* AIM OF THE TASK: Write out every entry exactly as it appears.

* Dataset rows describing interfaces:
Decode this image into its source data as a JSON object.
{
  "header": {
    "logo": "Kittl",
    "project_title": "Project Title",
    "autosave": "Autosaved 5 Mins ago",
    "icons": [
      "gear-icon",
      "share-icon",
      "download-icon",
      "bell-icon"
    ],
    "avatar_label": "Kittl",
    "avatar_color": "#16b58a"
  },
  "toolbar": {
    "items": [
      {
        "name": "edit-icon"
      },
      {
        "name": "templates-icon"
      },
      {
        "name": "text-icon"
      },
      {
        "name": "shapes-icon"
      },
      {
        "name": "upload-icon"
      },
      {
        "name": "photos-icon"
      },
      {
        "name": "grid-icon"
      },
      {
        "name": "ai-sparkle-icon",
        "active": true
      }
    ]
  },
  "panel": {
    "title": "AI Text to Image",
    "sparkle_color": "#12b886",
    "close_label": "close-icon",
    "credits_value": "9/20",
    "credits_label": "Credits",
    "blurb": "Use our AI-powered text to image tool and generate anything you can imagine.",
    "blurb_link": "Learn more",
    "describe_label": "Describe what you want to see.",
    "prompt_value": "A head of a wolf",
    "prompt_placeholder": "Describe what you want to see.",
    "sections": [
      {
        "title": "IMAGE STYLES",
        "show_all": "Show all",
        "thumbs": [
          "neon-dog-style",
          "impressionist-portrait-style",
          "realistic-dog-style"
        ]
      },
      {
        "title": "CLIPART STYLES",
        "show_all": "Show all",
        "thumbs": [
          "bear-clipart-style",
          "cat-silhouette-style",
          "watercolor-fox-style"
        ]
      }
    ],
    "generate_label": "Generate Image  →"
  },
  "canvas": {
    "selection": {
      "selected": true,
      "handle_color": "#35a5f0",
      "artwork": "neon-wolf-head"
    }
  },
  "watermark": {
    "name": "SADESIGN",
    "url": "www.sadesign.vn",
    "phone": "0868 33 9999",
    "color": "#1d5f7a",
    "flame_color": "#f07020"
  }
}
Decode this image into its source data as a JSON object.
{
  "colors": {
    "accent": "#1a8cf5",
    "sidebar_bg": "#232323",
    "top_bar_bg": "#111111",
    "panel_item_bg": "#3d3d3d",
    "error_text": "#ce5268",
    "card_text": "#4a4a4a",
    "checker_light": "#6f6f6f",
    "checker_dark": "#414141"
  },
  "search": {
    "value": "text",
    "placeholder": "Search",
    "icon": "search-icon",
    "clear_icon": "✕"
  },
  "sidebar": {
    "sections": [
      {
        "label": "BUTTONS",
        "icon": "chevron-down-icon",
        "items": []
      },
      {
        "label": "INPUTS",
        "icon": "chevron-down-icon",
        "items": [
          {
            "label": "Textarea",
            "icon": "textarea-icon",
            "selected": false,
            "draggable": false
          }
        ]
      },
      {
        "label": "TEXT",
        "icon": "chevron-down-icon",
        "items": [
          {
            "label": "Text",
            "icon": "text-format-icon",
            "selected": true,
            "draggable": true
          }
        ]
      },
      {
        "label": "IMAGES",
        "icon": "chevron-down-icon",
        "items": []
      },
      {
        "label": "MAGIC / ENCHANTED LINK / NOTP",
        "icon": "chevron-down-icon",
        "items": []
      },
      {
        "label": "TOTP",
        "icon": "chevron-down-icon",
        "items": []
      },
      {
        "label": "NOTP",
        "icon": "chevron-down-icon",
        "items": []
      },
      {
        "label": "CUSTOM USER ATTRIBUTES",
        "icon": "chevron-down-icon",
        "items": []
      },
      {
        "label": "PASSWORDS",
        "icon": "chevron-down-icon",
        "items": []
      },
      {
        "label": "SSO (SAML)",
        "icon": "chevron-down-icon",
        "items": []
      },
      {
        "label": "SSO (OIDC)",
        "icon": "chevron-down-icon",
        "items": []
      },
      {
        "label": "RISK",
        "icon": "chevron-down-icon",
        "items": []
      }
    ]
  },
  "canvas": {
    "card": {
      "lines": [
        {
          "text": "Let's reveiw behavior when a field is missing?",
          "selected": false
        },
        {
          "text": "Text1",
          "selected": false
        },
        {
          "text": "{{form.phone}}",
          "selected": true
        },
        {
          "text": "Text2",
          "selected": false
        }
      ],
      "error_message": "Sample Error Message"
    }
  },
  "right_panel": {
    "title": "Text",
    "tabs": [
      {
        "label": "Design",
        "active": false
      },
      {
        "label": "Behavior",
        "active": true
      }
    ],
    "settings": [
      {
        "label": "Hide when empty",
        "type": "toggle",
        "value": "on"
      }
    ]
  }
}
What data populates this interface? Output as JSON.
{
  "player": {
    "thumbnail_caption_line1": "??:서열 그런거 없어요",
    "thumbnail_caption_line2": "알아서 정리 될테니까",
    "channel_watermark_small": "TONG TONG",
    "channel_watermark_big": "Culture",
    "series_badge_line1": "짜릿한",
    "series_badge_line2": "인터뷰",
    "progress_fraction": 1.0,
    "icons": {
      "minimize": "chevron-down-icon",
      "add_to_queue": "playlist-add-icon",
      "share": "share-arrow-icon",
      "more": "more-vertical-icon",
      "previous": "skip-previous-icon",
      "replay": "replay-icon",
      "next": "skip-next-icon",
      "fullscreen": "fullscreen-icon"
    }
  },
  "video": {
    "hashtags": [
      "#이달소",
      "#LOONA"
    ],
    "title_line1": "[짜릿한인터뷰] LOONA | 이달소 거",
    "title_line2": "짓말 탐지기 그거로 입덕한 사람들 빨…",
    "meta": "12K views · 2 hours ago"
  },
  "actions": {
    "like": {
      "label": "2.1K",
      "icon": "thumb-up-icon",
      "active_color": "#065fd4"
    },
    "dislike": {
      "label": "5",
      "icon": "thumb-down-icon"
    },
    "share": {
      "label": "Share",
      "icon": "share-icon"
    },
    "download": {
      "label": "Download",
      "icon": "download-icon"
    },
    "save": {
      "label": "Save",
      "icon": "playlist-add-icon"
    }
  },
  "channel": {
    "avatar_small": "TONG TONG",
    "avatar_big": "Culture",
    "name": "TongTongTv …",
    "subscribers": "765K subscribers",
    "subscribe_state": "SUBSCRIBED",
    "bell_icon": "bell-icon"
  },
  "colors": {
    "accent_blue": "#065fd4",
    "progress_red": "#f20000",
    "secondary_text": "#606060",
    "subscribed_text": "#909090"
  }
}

* SOLUTION:
Decode this image into its source data as a JSON object.
{
  "header": {
    "logo": "Kittl",
    "project_title": "Project Title",
    "autosave": "Autosaved 5 Mins ago",
    "icons": [
      "gear-icon",
      "share-icon",
      "download-icon",
      "bell-icon"
    ],
    "avatar_label": "Kittl",
    "avatar_color": "#16b58a"
  },
  "toolbar": {
    "items": [
      {
        "name": "edit-icon"
      },
      {
        "name": "templates-icon"
      },
      {
        "name": "text-icon"
      },
      {
        "name": "shapes-icon"
      },
      {
        "name": "upload-icon"
      },
      {
        "name": "photos-icon"
      },
      {
        "name": "grid-icon"
      },
      {
        "name": "ai-sparkle-icon",
        "active": true
      }
    ]
  },
  "panel": {
    "title": "AI Text to Image",
    "sparkle_color": "#12b886",
    "close_label": "close-icon",
    "credits_value": "9/20",
    "credits_label": "Credits",
    "blurb": "Use our AI-powered text to image tool and generate anything you can imagine.",
    "blurb_link": "Learn more",
    "describe_label": "Describe what you want to see.",
    "prompt_value": "A head of a wolf",
    "prompt_placeholder": "Describe what you want to see.",
    "sections": [
      {
        "title": "IMAGE STYLES",
        "show_all": "Show all",
        "thumbs": [
          "neon-dog-style",
          "impressionist-portrait-style",
          "realistic-dog-style"
        ]
      },
      {
        "title": "CLIPART STYLES",
        "show_all": "Show all",
        "thumbs": [
          "bear-clipart-style",
          "cat-silhouette-style",
          "watercolor-fox-style"
        ]
      }
    ],
    "generate_label": "Generate Image  →"
  },
  "canvas": {
    "selection": {
      "selected": true,
      "handle_color": "#35a5f0",
      "artwork": "neon-wolf-head"
    }
  },
  "watermark": {
    "name": "SADESIGN",
    "url": "www.sadesign.vn",
    "phone": "0868 33 9999",
    "color": "#1d5f7a",
    "flame_color": "#f07020"
  }
}
Decode this image into its source data as a JSON object.
{
  "colors": {
    "accent": "#1a8cf5",
    "sidebar_bg": "#232323",
    "top_bar_bg": "#111111",
    "panel_item_bg": "#3d3d3d",
    "error_text": "#ce5268",
    "card_text": "#4a4a4a",
    "checker_light": "#6f6f6f",
    "checker_dark": "#414141"
  },
  "search": {
    "value": "text",
    "placeholder": "Search",
    "icon": "search-icon",
    "clear_icon": "✕"
  },
  "sidebar": {
    "sections": [
      {
        "label": "BUTTONS",
        "icon": "chevron-down-icon",
        "items": []
      },
      {
        "label": "INPUTS",
        "icon": "chevron-down-icon",
        "items": [
          {
            "label": "Textarea",
            "icon": "textarea-icon",
            "selected": false,
            "draggable": false
          }
        ]
      },
      {
        "label": "TEXT",
        "icon": "chevron-down-icon",
        "items": [
          {
            "label": "Text",
            "icon": "text-format-icon",
            "selected": true,
            "draggable": true
          }
        ]
      },
      {
        "label": "IMAGES",
        "icon": "chevron-down-icon",
        "items": []
      },
      {
        "label": "MAGIC / ENCHANTED LINK / NOTP",
        "icon": "chevron-down-icon",
        "items": []
      },
      {
        "label": "TOTP",
        "icon": "chevron-down-icon",
        "items": []
      },
      {
        "label": "NOTP",
        "icon": "chevron-down-icon",
        "items": []
      },
      {
        "label": "CUSTOM USER ATTRIBUTES",
        "icon": "chevron-down-icon",
        "items": []
      },
      {
        "label": "PASSWORDS",
        "icon": "chevron-down-icon",
        "items": []
      },
      {
        "label": "SSO (SAML)",
        "icon": "chevron-down-icon",
        "items": []
      },
      {
        "label": "SSO (OIDC)",
        "icon": "chevron-down-icon",
        "items": []
      },
      {
        "label": "RISK",
        "icon": "chevron-down-icon",
        "items": []
      }
    ]
  },
  "canvas": {
    "card": {
      "lines": [
        {
          "text": "Let's reveiw behavior when a field is missing?",
          "selected": false
        },
        {
          "text": "Text1",
          "selected": false
        },
        {
          "text": "{{form.phone}}",
          "selected": true
        },
        {
          "text": "Text2",
          "selected": false
        }
      ],
      "error_message": "Sample Error Message"
    }
  },
  "right_panel": {
    "title": "Text",
    "tabs": [
      {
        "label": "Design",
        "active": false
      },
      {
        "label": "Behavior",
        "active": true
      }
    ],
    "settings": [
      {
        "label": "Hide when empty",
        "type": "toggle",
        "value": "on"
      }
    ]
  }
}
What data populates this interface? Output as JSON.
{
  "player": {
    "thumbnail_caption_line1": "??:서열 그런거 없어요",
    "thumbnail_caption_line2": "알아서 정리 될테니까",
    "channel_watermark_small": "TONG TONG",
    "channel_watermark_big": "Culture",
    "series_badge_line1": "짜릿한",
    "series_badge_line2": "인터뷰",
    "progress_fraction": 1.0,
    "icons": {
      "minimize": "chevron-down-icon",
      "add_to_queue": "playlist-add-icon",
      "share": "share-arrow-icon",
      "more": "more-vertical-icon",
      "previous": "skip-previous-icon",
      "replay": "replay-icon",
      "next": "skip-next-icon",
      "fullscreen": "fullscreen-icon"
    }
  },
  "video": {
    "hashtags": [
      "#이달소",
      "#LOONA"
    ],
    "title_line1": "[짜릿한인터뷰] LOONA | 이달소 거",
    "title_line2": "짓말 탐지기 그거로 입덕한 사람들 빨…",
    "meta": "12K views · 2 hours ago"
  },
  "actions": {
    "like": {
      "label": "2.1K",
      "icon": "thumb-up-icon",
      "active_color": "#065fd4"
    },
    "dislike": {
      "label": "5",
      "icon": "thumb-down-icon"
    },
    "share": {
      "label": "Share",
      "icon": "share-icon"
    },
    "download": {
      "label": "Download",
      "icon": "download-icon"
    },
    "save": {
      "label": "Save",
      "icon": "playlist-add-icon"
    }
  },
  "channel": {
    "avatar_small": "TONG TONG",
    "avatar_big": "Culture",
    "name": "TongTongTv …",
    "subscribers": "765K subscribers",
    "subscribe_state": "SUBSCRIBED",
    "bell_icon": "bell-icon"
  },
  "colors": {
    "accent_blue": "#065fd4",
    "progress_red": "#f20000",
    "secondary_text": "#606060",
    "subscribed_text": "#909090"
  }
}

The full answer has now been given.